Action item - Among the records below, find each line containing the word "upgrade" and copy it.

-- Opening Marker --

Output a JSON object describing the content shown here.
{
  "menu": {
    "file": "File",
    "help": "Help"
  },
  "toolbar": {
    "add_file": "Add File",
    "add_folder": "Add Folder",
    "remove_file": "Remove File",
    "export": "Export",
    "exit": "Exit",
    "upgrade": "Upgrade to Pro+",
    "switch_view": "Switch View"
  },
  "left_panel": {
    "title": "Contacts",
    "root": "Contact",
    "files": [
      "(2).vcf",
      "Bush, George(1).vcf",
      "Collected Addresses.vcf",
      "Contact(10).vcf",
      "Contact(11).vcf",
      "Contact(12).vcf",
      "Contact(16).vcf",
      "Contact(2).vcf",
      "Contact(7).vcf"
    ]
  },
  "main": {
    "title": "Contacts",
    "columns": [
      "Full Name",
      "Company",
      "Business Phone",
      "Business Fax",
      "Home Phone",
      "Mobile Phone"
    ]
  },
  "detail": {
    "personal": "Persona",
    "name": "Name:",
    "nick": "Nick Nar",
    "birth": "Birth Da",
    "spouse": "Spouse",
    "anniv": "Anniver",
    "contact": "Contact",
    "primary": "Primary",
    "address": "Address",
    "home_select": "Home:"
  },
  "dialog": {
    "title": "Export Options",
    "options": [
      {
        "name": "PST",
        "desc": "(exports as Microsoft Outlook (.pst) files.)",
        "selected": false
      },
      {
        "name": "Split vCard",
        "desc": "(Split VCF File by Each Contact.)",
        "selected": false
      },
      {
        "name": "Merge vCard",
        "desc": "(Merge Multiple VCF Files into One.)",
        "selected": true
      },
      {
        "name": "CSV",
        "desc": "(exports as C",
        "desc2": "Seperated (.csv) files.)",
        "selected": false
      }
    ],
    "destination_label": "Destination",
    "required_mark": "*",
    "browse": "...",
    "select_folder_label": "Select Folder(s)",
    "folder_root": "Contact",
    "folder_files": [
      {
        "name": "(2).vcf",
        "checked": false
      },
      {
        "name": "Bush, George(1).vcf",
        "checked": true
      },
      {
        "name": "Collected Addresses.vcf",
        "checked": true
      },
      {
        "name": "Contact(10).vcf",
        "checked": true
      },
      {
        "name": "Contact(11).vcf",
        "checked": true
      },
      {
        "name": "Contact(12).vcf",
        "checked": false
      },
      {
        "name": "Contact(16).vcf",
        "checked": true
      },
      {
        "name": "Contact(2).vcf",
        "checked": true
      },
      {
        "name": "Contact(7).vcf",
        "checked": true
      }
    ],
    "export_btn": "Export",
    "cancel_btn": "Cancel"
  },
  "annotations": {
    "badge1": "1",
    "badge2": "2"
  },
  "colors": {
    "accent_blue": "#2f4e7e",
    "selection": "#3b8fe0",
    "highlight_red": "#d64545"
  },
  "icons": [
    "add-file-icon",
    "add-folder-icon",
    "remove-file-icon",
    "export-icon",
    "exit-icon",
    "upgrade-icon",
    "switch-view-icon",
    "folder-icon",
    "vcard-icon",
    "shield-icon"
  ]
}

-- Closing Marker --

Exercise answer -
    "upgrade": "Upgrade to Pro+",
    "upgrade-icon",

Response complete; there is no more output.